Malicious prosecution

The media is always telling us of people who have been charged with offences in court and then found not guilty. As far as claiming compensation for this, it is not a cut and dried case. You can only claim compensation if you can prove you were the victim of malicious prosecution. There are four main instances of situations this applies to and you have to have been a victim of all four to make a claim.

Harm or Damage Caused to You by The Prosecution

You must show that;

The prosecution has caused damage to your reputation

You were charged with a crime that carried a jail sentence

Defending your case has cost you a great deal of money

You Won Your Case By;

Being found not guilty by a jury

The case being dropped before it reached court

The magistrates found no grounds for your case to proceed to trial in a crown court

You were initially found guilty but then freed on appeal

The Police Not Having Reasonable or Probable Cause to Try and Prosecute You

This is tricky as you have to prove the following two things which are the hardest of them all;

That the police never believed you to be guilty

There was never a good reason why the police would believe you to be guilty

The Police Acted In A Malicious Way Towards You
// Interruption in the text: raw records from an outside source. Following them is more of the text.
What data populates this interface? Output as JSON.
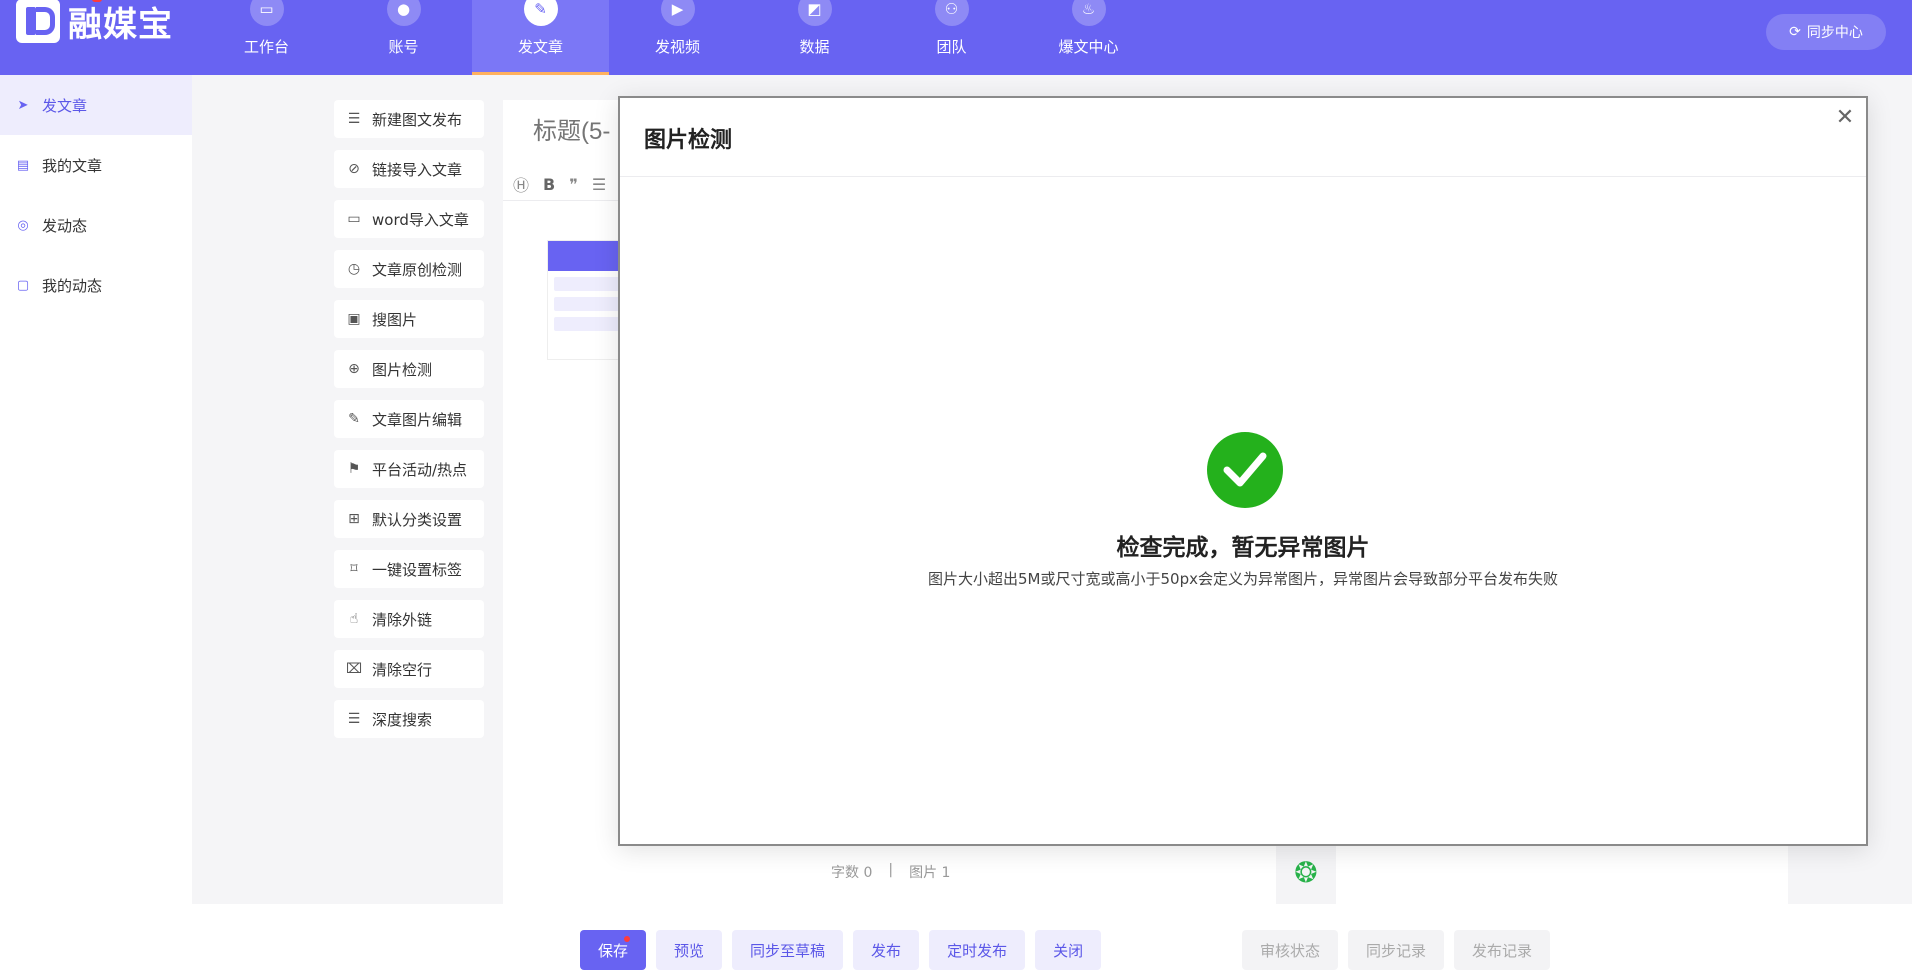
{
  "app": {
    "name": "融媒宝"
  },
  "nav": {
    "items": [
      {
        "label": "工作台",
        "icon": "monitor-icon"
      },
      {
        "label": "账号",
        "icon": "user-icon"
      },
      {
        "label": "发文章",
        "icon": "feather-icon"
      },
      {
        "label": "发视频",
        "icon": "play-icon"
      },
      {
        "label": "数据",
        "icon": "chart-icon"
      },
      {
        "label": "团队",
        "icon": "org-icon"
      },
      {
        "label": "爆文中心",
        "icon": "fire-icon"
      }
    ],
    "active": "发文章",
    "sync_center": "同步中心"
  },
  "sidebar": {
    "items": [
      {
        "label": "发文章",
        "icon": "send-icon"
      },
      {
        "label": "我的文章",
        "icon": "doc-icon"
      },
      {
        "label": "发动态",
        "icon": "target-icon"
      },
      {
        "label": "我的动态",
        "icon": "chat-icon"
      }
    ]
  },
  "tools": {
    "items": [
      {
        "label": "新建图文发布",
        "icon": "new-post-icon"
      },
      {
        "label": "链接导入文章",
        "icon": "link-icon"
      },
      {
        "label": "word导入文章",
        "icon": "word-import-icon"
      },
      {
        "label": "文章原创检测",
        "icon": "originality-icon"
      },
      {
        "label": "搜图片",
        "icon": "image-search-icon"
      },
      {
        "label": "图片检测",
        "icon": "zoom-icon"
      },
      {
        "label": "文章图片编辑",
        "icon": "edit-icon"
      },
      {
        "label": "平台活动/热点",
        "icon": "flag-icon"
      },
      {
        "label": "默认分类设置",
        "icon": "grid-icon"
      },
      {
        "label": "一键设置标签",
        "icon": "bookmark-icon"
      },
      {
        "label": "清除外链",
        "icon": "thumb-icon"
      },
      {
        "label": "清除空行",
        "icon": "trash-icon"
      },
      {
        "label": "深度搜索",
        "icon": "deep-search-icon"
      }
    ]
  },
  "editor": {
    "title_placeholder": "标题(5-",
    "stats": {
      "words": "字数 0",
      "separator": "|",
      "images": "图片 1"
    }
  },
  "bottom": {
    "save": "保存",
    "preview": "预览",
    "sync_draft": "同步至草稿",
    "publish": "发布",
    "schedule": "定时发布",
    "close": "关闭",
    "review_status": "审核状态",
    "sync_log": "同步记录",
    "publish_log": "发布记录"
  },
  "modal": {
    "title": "图片检测",
    "message": "检查完成，暂无异常图片",
    "sub": "图片大小超出5M或尺寸宽或高小于50px会定义为异常图片，异常图片会导致部分平台发布失败"
  },
  "colors": {
    "brand": "#6863f2",
    "success": "#24b11c",
    "accent": "#ffb15e"
  }
}
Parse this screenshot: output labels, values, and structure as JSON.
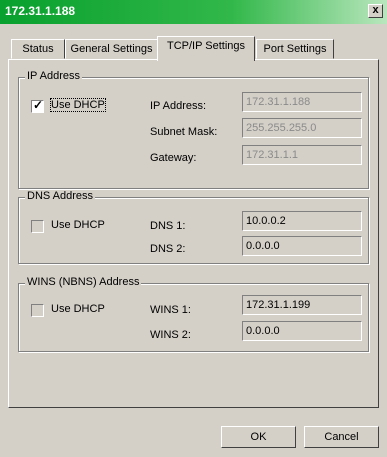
{
  "window": {
    "title": "172.31.1.188",
    "close_label": "x"
  },
  "tabs": [
    {
      "label": "Status"
    },
    {
      "label": "General Settings"
    },
    {
      "label": "TCP/IP Settings"
    },
    {
      "label": "Port Settings"
    }
  ],
  "ip_group": {
    "legend": "IP Address",
    "use_dhcp_label": "Use DHCP",
    "use_dhcp_checked": true,
    "ip_label": "IP Address:",
    "ip_value": "172.31.1.188",
    "mask_label": "Subnet Mask:",
    "mask_value": "255.255.255.0",
    "gateway_label": "Gateway:",
    "gateway_value": "172.31.1.1"
  },
  "dns_group": {
    "legend": "DNS Address",
    "use_dhcp_label": "Use DHCP",
    "dns1_label": "DNS 1:",
    "dns1_value": "10.0.0.2",
    "dns2_label": "DNS 2:",
    "dns2_value": "0.0.0.0"
  },
  "wins_group": {
    "legend": "WINS (NBNS) Address",
    "use_dhcp_label": "Use DHCP",
    "wins1_label": "WINS 1:",
    "wins1_value": "172.31.1.199",
    "wins2_label": "WINS 2:",
    "wins2_value": "0.0.0.0"
  },
  "buttons": {
    "ok": "OK",
    "cancel": "Cancel"
  }
}
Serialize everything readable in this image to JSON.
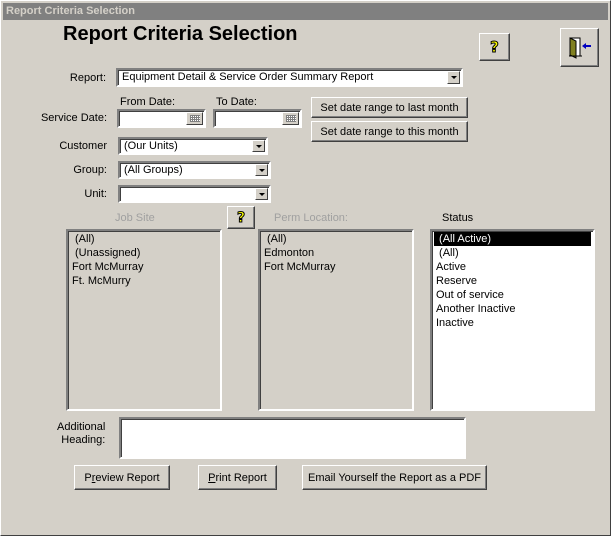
{
  "window": {
    "title": "Report Criteria Selection"
  },
  "header": {
    "title": "Report Criteria Selection",
    "help_icon": "question-mark-icon",
    "exit_icon": "exit-door-icon"
  },
  "form": {
    "report": {
      "label": "Report:",
      "value": "Equipment Detail & Service Order Summary Report"
    },
    "service_date": {
      "label": "Service Date:",
      "from_label": "From Date:",
      "to_label": "To Date:",
      "from_value": "",
      "to_value": ""
    },
    "date_buttons": {
      "last_month": "Set date range  to last month",
      "this_month": "Set date range  to this month"
    },
    "customer": {
      "label": "Customer",
      "value": "(Our Units)"
    },
    "group": {
      "label": "Group:",
      "value": "(All Groups)"
    },
    "unit": {
      "label": "Unit:",
      "value": ""
    }
  },
  "lists": {
    "job_site": {
      "label": "Job Site",
      "items": [
        "(All)",
        "(Unassigned)",
        "Fort McMurray",
        "Ft. McMurry"
      ]
    },
    "perm_location": {
      "label": "Perm Location:",
      "items": [
        "(All)",
        "Edmonton",
        "Fort McMurray"
      ]
    },
    "status": {
      "label": "Status",
      "items": [
        " (All Active)",
        " (All)",
        "Active",
        "Reserve",
        "Out of service",
        "Another Inactive",
        "Inactive"
      ],
      "selected_index": 0
    }
  },
  "additional_heading": {
    "label_line1": "Additional",
    "label_line2": "Heading:",
    "value": ""
  },
  "actions": {
    "preview_p": "P",
    "preview_r": "r",
    "preview_rest": "eview Report",
    "print_p": "P",
    "print_rest": "rint Report",
    "email": "Email Yourself the Report as a PDF"
  }
}
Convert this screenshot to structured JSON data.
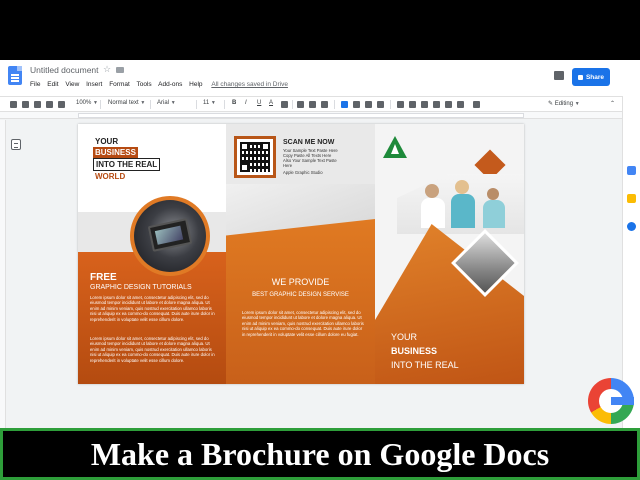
{
  "doc": {
    "title": "Untitled document",
    "menus": [
      "File",
      "Edit",
      "View",
      "Insert",
      "Format",
      "Tools",
      "Add-ons",
      "Help"
    ],
    "saved_status": "All changes saved in Drive",
    "share_label": "Share"
  },
  "toolbar": {
    "zoom": "100%",
    "style": "Normal text",
    "font": "Arial",
    "size": "11",
    "bold": "B",
    "italic": "I",
    "underline": "U",
    "text_color": "A",
    "mode": "Editing"
  },
  "brochure": {
    "panel1": {
      "heading_lines": [
        "YOUR",
        "BUSINESS",
        "INTO THE REAL",
        "WORLD"
      ],
      "free": "FREE",
      "free_sub": "GRAPHIC DESIGN TUTORIALS",
      "para1": "Lorem ipsum dolor sit amet, consectetur adipiscing elit, sed do eiusmod tempor incididunt ut labore et dolore magna aliqua. Ut enim ad minim veniam, quis nostrud exercitation ullamco laboris nisi ut aliquip ex ea commo-do consequat. Duis aute irure dolor in reprehenderit in voluptate velit esse cillum dolore.",
      "para2": "Lorem ipsum dolor sit amet, consectetur adipiscing elit, sed do eiusmod tempor incididunt ut labore et dolore magna aliqua. Ut enim ad minim veniam, quis nostrud exercitation ullamco laboris nisi ut aliquip ex ea commo-do consequat. Duis aute irure dolor in reprehenderit in voluptate velit esse cillum dolore."
    },
    "panel2": {
      "scan_title": "SCAN ME NOW",
      "scan_lines": [
        "Your Sample Text Paste Here",
        "Copy Paste All Texts Here",
        "Also Your Sample Text Paste",
        "Here",
        "Apple Graphic Studio"
      ],
      "we_provide": "WE PROVIDE",
      "best": "BEST GRAPHIC DESIGN SERVISE",
      "para": "Lorem ipsum dolor sit amet, consectetur adipiscing elit, sed do eiusmod tempor incididunt ut labore et dolore magna aliqua. Ut enim ad minim veniam, quis nostrud exercitation ullamco laboris nisi ut aliquip ex ea commo-do consequat. Duis aute irure dolor in reprehenderit in voluptate velit esse cillum dolore eu fugiat."
    },
    "panel3": {
      "your": "YOUR",
      "business": "BUSINESS",
      "into": "INTO THE REAL"
    }
  },
  "caption": "Make a Brochure on Google Docs",
  "colors": {
    "orange": "#c8601a",
    "share_blue": "#1a73e8",
    "caption_border": "#2e9e3a"
  }
}
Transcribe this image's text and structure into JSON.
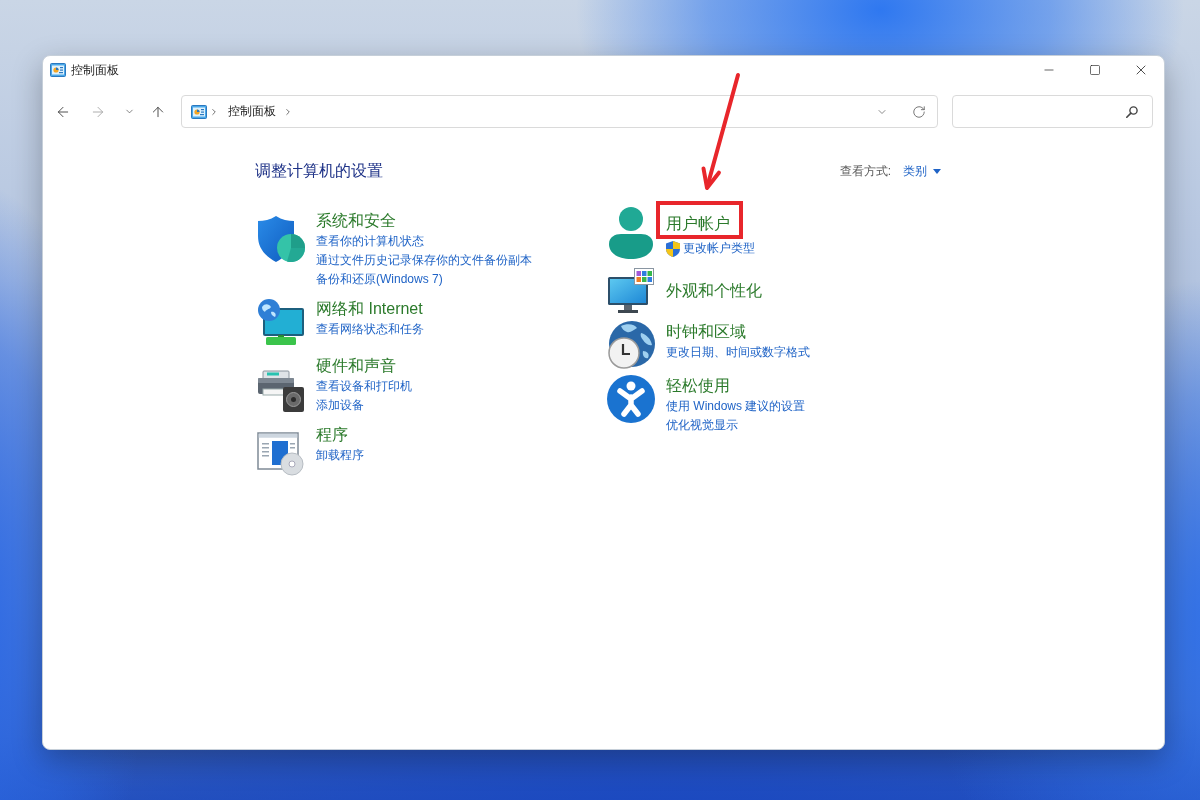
{
  "window": {
    "title": "控制面板"
  },
  "navigation": [
    {
      "kind": "back",
      "disabled": false
    },
    {
      "kind": "forward",
      "disabled": true
    },
    {
      "kind": "recent",
      "disabled": false
    },
    {
      "kind": "up",
      "disabled": false
    }
  ],
  "address_bar": {
    "path": [
      "控制面板"
    ]
  },
  "heading": "调整计算机的设置",
  "view_by": {
    "label": "查看方式:",
    "value": "类别"
  },
  "columns": [
    {
      "categories": [
        {
          "kind": "security",
          "title": "系统和安全",
          "highlighted": false,
          "links": [
            {
              "text": "查看你的计算机状态",
              "shield": false
            },
            {
              "text": "通过文件历史记录保存你的文件备份副本",
              "shield": false
            },
            {
              "text": "备份和还原(Windows 7)",
              "shield": false
            }
          ]
        },
        {
          "kind": "network",
          "title": "网络和 Internet",
          "highlighted": false,
          "links": [
            {
              "text": "查看网络状态和任务",
              "shield": false
            }
          ]
        },
        {
          "kind": "hardware",
          "title": "硬件和声音",
          "highlighted": false,
          "links": [
            {
              "text": "查看设备和打印机",
              "shield": false
            },
            {
              "text": "添加设备",
              "shield": false
            }
          ]
        },
        {
          "kind": "programs",
          "title": "程序",
          "highlighted": false,
          "links": [
            {
              "text": "卸载程序",
              "shield": false
            }
          ]
        }
      ]
    },
    {
      "categories": [
        {
          "kind": "user",
          "title": "用户帐户",
          "highlighted": true,
          "links": [
            {
              "text": "更改帐户类型",
              "shield": true
            }
          ]
        },
        {
          "kind": "appearance",
          "title": "外观和个性化",
          "highlighted": false
        },
        {
          "kind": "clock",
          "title": "时钟和区域",
          "highlighted": false,
          "links": [
            {
              "text": "更改日期、时间或数字格式",
              "shield": false
            }
          ]
        },
        {
          "kind": "accessibility",
          "title": "轻松使用",
          "highlighted": false,
          "links": [
            {
              "text": "使用 Windows 建议的设置",
              "shield": false
            },
            {
              "text": "优化视觉显示",
              "shield": false
            }
          ]
        }
      ]
    }
  ]
}
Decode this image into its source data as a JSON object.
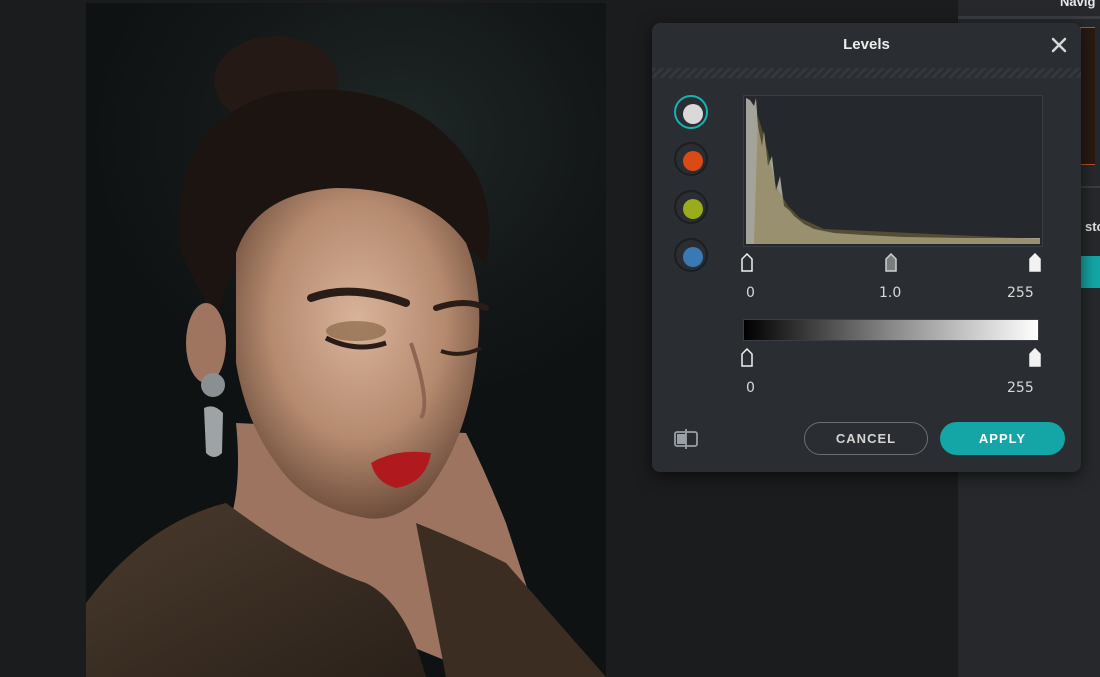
{
  "side_panel": {
    "navigator_title": "Navig",
    "section_label": "sto"
  },
  "levels": {
    "title": "Levels",
    "close_icon": "close-icon",
    "channels": [
      {
        "name": "rgb",
        "color": "#d9d9d9",
        "selected": true
      },
      {
        "name": "red",
        "color": "#d94a14",
        "selected": false
      },
      {
        "name": "green",
        "color": "#9aab1e",
        "selected": false
      },
      {
        "name": "blue",
        "color": "#3a7ab3",
        "selected": false
      }
    ],
    "input": {
      "black_label": "0",
      "gamma_label": "1.0",
      "white_label": "255"
    },
    "output": {
      "black_label": "0",
      "white_label": "255"
    },
    "compare_icon": "split-compare-icon",
    "cancel_label": "CANCEL",
    "apply_label": "APPLY",
    "accent_color": "#14a5a6"
  }
}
You must prove that you were prosecuted by the police for malicious reasons only, ie, they had an unacceptable reason for the prosecution. This is generally done in one of 2 ways; either you refer to something said by a police officer or prove that the circumstances around your prosecution clearly show that the police didn’t act properly. 

As well as malicious prosecution, you can also claim compensation for what is known as a miscarriage of justice. This is when you are found guilty but new facts come to light at a later date which proves you are innocent or casts too much doubt on your guilt for you not to be freed.